Location: The Southeastern Railway Museum
Street: 3615 Buford Highway
City/Town: Duluth, GA
Website or Map: http://www.srmduluth.org/abou…
Phone: (770) 476-2013 - firstname.lastname@example.org
Event Type: art, show
Organized By: Michael Ross, Curator
Latest Activity: Feb 6, 2012
New Art Exhibition Explores Impact of Automobiles on Culture and Environment
The Southeastern Railway Museum is pleased to present Drove(s), an art exhibition that takes a look at the culture of automobiles, our dependence on them, and their environmental impact.
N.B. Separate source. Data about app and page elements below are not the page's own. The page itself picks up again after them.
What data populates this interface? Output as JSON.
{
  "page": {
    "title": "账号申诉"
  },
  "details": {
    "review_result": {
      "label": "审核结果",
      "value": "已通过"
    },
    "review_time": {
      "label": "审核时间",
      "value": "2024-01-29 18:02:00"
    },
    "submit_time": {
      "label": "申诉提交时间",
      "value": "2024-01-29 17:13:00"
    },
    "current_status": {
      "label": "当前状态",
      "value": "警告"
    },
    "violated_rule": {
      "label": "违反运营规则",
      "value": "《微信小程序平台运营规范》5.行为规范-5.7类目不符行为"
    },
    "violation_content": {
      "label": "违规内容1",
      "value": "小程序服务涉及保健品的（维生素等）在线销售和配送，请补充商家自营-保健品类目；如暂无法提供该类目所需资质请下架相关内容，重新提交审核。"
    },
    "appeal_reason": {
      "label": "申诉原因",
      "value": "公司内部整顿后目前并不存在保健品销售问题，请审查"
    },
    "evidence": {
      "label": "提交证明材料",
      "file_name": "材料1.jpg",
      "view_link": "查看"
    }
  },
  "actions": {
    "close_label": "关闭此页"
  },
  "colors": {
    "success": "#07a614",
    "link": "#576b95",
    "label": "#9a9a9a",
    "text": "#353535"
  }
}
The culture of automobiles starts with America's early love affair with cars and the freedom that they promised. Frequent design changes and new technologies created a sense of disposability and a desire for the newest model. Demand throughout the 20th century helped drive the American economy but also led to an overabundance of automobiles and serious environmental impacts.
The automobile and the freedom it promised led to dramatic changes in American cities. Suburban sprawl now stretches for many miles around every urban center with the car being the only practical means of transport. Too often, public transportation is of little help in an environment designed and built with the automobile in mind, while the promise of freedom has given way to massive traffic jams and a daily drudgery of commuting along overcrowded highways.
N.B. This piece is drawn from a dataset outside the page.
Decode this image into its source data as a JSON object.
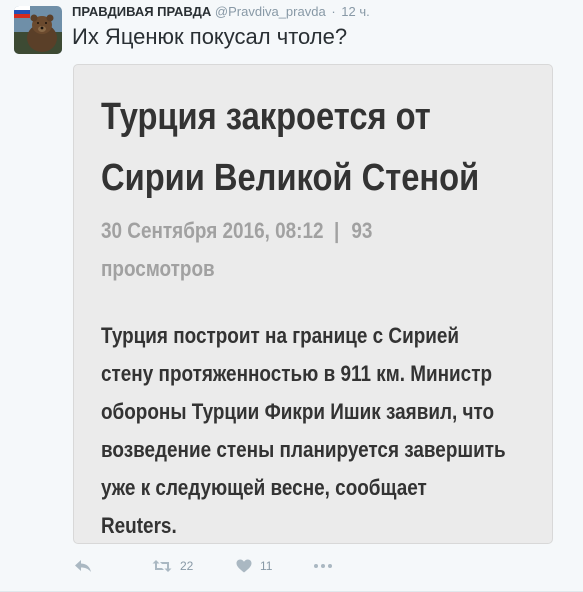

Can this dependence on the automobile and fossil fuels be sustained? How do we change our environments to become friendlier to pedestrians and mass transit while maintaining the freedom of movement to which we have grown accustomed?
These are the issues and questions raised by this month's exhibition at the museum. Housed in a newly restored 1871 train depot that once sheltered passengers waiting for their train, the depot itself is as much a part of the exhibit as the art hanging on its walls.
The exhibition will open to the public Thursday, January 12 and run through Saturday, February 11. At this time of year, the museum is open Thursday through Saturday, 10 a.m. to 5 p.m.